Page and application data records
****************

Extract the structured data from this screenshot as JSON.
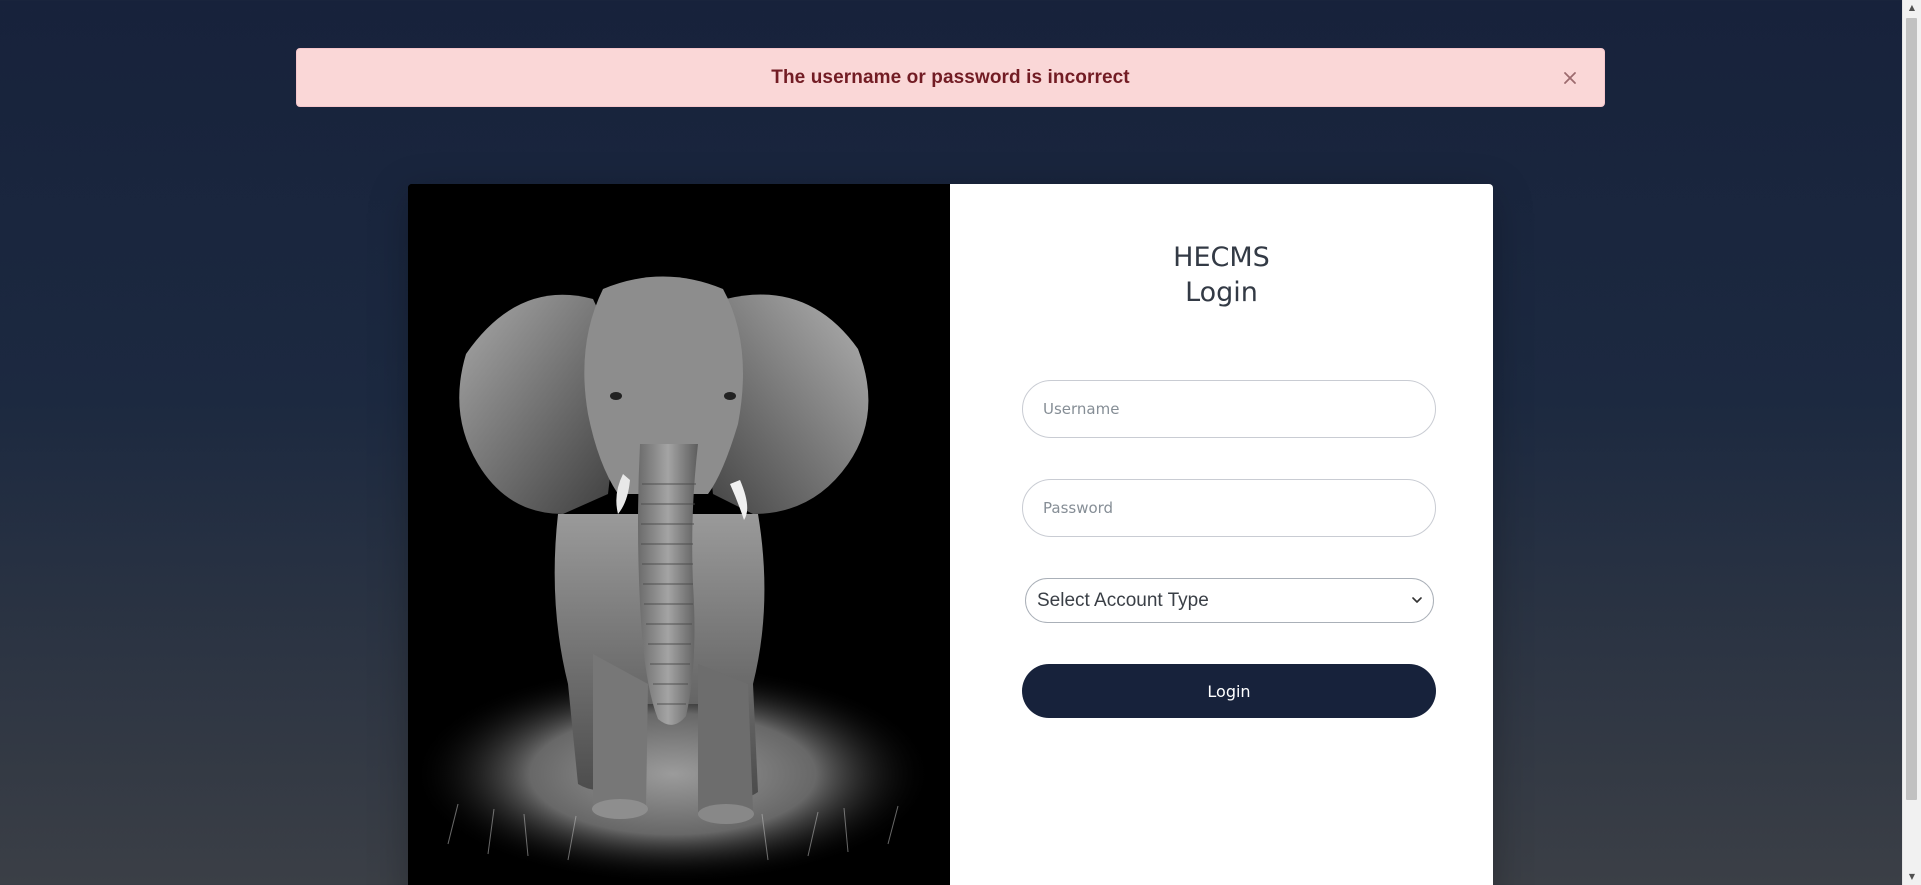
{
  "alert": {
    "message": "The username or password is incorrect",
    "close_icon": "close-icon"
  },
  "image": {
    "subject": "elephant-photo",
    "alt": ""
  },
  "login": {
    "title_line1": "HECMS",
    "title_line2": "Login",
    "username_placeholder": "Username",
    "password_placeholder": "Password",
    "account_type_selected": "Select Account Type",
    "submit_label": "Login"
  },
  "colors": {
    "background_top": "#17223b",
    "background_bottom": "#3b3f46",
    "alert_bg": "#fad7d7",
    "alert_text": "#721c24",
    "button_bg": "#17223b",
    "button_text": "#ffffff"
  }
}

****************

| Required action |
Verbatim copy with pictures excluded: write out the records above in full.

| Exercise output |
Extract the structured data from this screenshot as JSON.
{
  "alert": {
    "message": "The username or password is incorrect",
    "close_icon": "close-icon"
  },
  "image": {
    "subject": "elephant-photo",
    "alt": ""
  },
  "login": {
    "title_line1": "HECMS",
    "title_line2": "Login",
    "username_placeholder": "Username",
    "password_placeholder": "Password",
    "account_type_selected": "Select Account Type",
    "submit_label": "Login"
  },
  "colors": {
    "background_top": "#17223b",
    "background_bottom": "#3b3f46",
    "alert_bg": "#fad7d7",
    "alert_text": "#721c24",
    "button_bg": "#17223b",
    "button_text": "#ffffff"
  }
}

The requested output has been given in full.